As Hanukkah approaches, a family prepares by pulling out and polishing the menorah. As each Hanukkah night goes by, they light the candles. One night they play dreidel; another they sing; another they are waiting for relatives to visit; all told in ryhming verse:
It’s so hard to wait
’til the cousins arrive
to help light the candles
on night number five
Pastel illustrations add to the text and the end of the book includes the story of Hanukkah and an explanation of some Hanukkah symbols. An awesome book to add to your Hanukkah collection.
Though the weather was hot, hot, hot, children of all ages and families of all kinds let their thoughts turn to snowmen, Christmas bells and snowflakes–all cookie shapes being sold at the Firehook Bakery on Union Street in Alexandria for Christmas in July. In addition to Santa’s favorite holiday treat, the crowd enjoyed some favorite holiday stories courtesy of Hooray For Books! Children’s Bookstore storytellers. Children were entranced by Bear fighting sleepy eyes and stifling yawns during the holidays in Bear Stays Up for Christmas; a duck who had been nice all year, until he eats all of irresistible cookies that he left out for Santa in Have you been Naughty or Nice?; and a certain someone with a heart two sizes too small in the perennial favorite, How the Grinch Stole Christmas. With such good stories, good cheer and good cookies, the mood was anything but grinchy, resembling more the festive mood of the Whos as they awaken on Christmas Day.

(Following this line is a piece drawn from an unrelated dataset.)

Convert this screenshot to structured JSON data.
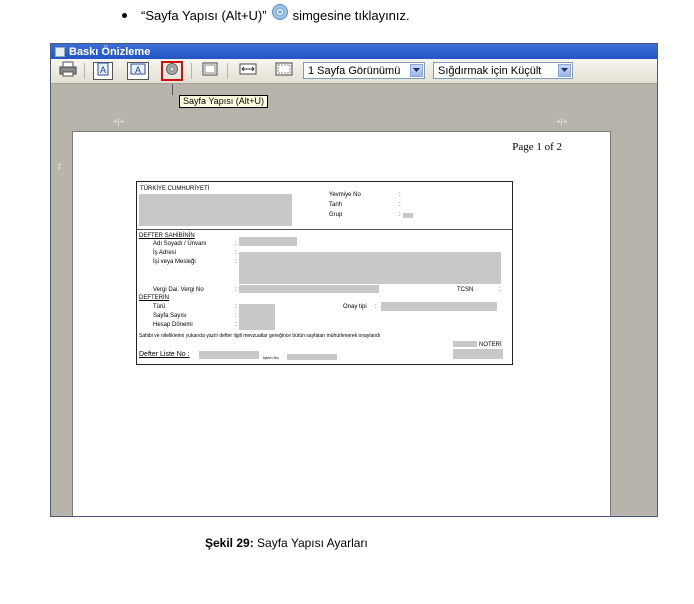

One little blonde-haired girl demonstrated that she would have no problem counting the days until Christmas, as she counted candy canes, presents, Christmas trees and other holiday objects in A Christmas Present for Me. She’d be adept at picking Santa out of a crowd — she was the first to spot him in the background of an illustration in Bear Stays Up for Christmas.
While the weather called didn’t call for any type of precipitation, the revelers were treated to something spectacular falling from the sky as they exited Firehook–bubbles! Next door to Firehook, Ben & Jerry’s window bubble machine was in full operation, helping to add a touch of magic to the afternoon. And just in case you want to know, as of Sunday, July 18, there are only 159 days left until Christmas!
For more information or to order any of the books mentioned here, contact Hooray For Books! Children’s Bookstore, 703-548-4092, email@example.com. For those who missed these particular storytime readings, take heart, Hooray for Books! Children’s Bookstore does regular storytime readings which are just as magical no matter what the time of year. Visit www.hooray4books.com for complete information.
Looking for the perfect Father’s Day gift? Give Dad the gift of quality time with his favorite kids–everyone loves a good story!
Daddy Calls Me Doodlebug by J.D. Lester, illustrated by Hiroe Nakata
This book shows all the imaginative ways Daddy and his little one play together. Father and child are transformed into different animals in this rhyming adventure. This is a charming book for ages infant to three.
Oh, Daddy! by Bob Shea
Daddies can be so silly sometimes! Their smart kids sometimes need to remind them how to get dressed, sit in the car, eat carrots, and water flowers. These colorful illustrations are humorous and light-hearted, sure to be a hit with Dad this year. Kids three to six will enjoy it, too.
My Father is Taller Than a Tree by Joseph Bruchac, illustrated by Wendy Anderson Halperin
This sweet, lyrical picture book is a perfect gift for Father’s Day. The illustrations, which have a wonderful classic feel, show all kinds of different dads and their special gifts. Kids three to six will appreciate this gem, and fathers will be touched to receive this book.
We have lots of other Father’s Day books and gifts, so stop by the store and we’ll help you pick out something great for your Dad!